A pair of mothers say the Racine Unified School District is discriminating against poor and minority families in its choices of where to hold summer school with COVID relief money.
According to a federal lawsuit filed Monday, the district planned to open three of its four K-8 schools for summer school, where students who may have fallen behind during the coronavirus pandemic might catch up.
One of the chosen summer school hosts, Gifford, has a student body that's about 73% white and less than 30% economically disadvantaged.
The elementary schools the plaintiffs attend, Julian Thomas and Knapp, are not set to hold summer school.
Almost 89% of Julian Thomas students are Black or Hispanic, and more than 94% are economically disadvantaged, according to the suit.
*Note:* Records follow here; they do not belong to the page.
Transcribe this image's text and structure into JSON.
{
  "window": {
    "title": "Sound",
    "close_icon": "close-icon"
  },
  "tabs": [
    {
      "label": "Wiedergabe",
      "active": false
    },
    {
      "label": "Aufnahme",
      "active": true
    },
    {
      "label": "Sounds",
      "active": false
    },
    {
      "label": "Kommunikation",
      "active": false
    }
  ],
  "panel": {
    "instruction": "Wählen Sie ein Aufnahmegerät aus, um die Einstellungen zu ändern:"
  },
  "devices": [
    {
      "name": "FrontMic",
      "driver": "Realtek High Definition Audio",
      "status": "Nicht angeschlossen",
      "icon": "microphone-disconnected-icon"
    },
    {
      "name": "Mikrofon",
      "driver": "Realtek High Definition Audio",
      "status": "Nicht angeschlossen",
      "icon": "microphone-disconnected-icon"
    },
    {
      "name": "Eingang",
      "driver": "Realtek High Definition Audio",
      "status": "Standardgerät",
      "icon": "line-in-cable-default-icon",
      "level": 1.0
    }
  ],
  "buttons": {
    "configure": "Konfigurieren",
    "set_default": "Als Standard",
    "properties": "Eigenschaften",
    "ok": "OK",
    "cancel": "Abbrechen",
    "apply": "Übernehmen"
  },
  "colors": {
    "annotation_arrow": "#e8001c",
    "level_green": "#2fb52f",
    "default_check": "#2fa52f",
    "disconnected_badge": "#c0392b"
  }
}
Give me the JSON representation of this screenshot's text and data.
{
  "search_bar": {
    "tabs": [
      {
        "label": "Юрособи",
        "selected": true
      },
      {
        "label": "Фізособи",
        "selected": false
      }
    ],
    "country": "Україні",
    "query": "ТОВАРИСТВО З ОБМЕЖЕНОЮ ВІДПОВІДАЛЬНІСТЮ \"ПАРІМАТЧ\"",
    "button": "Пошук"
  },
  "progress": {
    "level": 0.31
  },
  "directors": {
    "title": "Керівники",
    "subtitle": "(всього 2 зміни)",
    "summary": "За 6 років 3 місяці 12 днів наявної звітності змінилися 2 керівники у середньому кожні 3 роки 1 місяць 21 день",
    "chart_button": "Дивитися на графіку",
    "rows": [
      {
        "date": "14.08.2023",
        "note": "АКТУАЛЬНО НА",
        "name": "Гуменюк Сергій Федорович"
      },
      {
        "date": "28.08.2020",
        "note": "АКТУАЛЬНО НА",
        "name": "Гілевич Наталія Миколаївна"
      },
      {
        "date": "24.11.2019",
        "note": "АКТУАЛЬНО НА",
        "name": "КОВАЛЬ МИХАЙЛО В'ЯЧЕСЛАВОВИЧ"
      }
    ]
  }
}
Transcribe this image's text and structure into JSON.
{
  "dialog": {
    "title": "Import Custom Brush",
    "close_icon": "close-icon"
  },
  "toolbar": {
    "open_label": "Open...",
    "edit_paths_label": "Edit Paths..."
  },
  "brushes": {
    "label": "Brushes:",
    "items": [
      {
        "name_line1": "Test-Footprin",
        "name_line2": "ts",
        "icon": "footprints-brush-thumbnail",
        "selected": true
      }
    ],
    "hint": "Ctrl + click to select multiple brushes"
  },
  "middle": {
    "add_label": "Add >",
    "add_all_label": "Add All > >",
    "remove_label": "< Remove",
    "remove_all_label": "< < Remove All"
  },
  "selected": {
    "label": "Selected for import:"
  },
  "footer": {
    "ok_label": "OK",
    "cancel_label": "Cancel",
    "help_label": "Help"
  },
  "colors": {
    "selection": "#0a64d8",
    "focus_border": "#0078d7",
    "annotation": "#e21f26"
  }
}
At Knapp, those figures are about 67% minority and 87% economically disadvantaged.
In the lawsuit, Miketra Larry and Brittany McKenney serve as the named "next friends" of the actual plaintiffs, their five minor children, who range from 6 to 11 years old, according to the suit.
On Tuesday, the Racine Unified School District announced some changes to its summer school plans that a spokesperson said should address the lawsuit's concerns.
The suit states that "RUSD also decided to not provide bus service for the majority of students wanting to attend the three K-8 schools slated to be opened summer school 2021."
And even if they could get to the three schools, the more distant children can't get spaces in the after-school enrichment activities there because they are full with waiting lists.
The result is violations of the equal protection clause of the 14th Amendment and Title VI of the Civil Rights Act of 1964, the suit contends. The children are represented by longtime civil rights attorney Anne T. Sulton.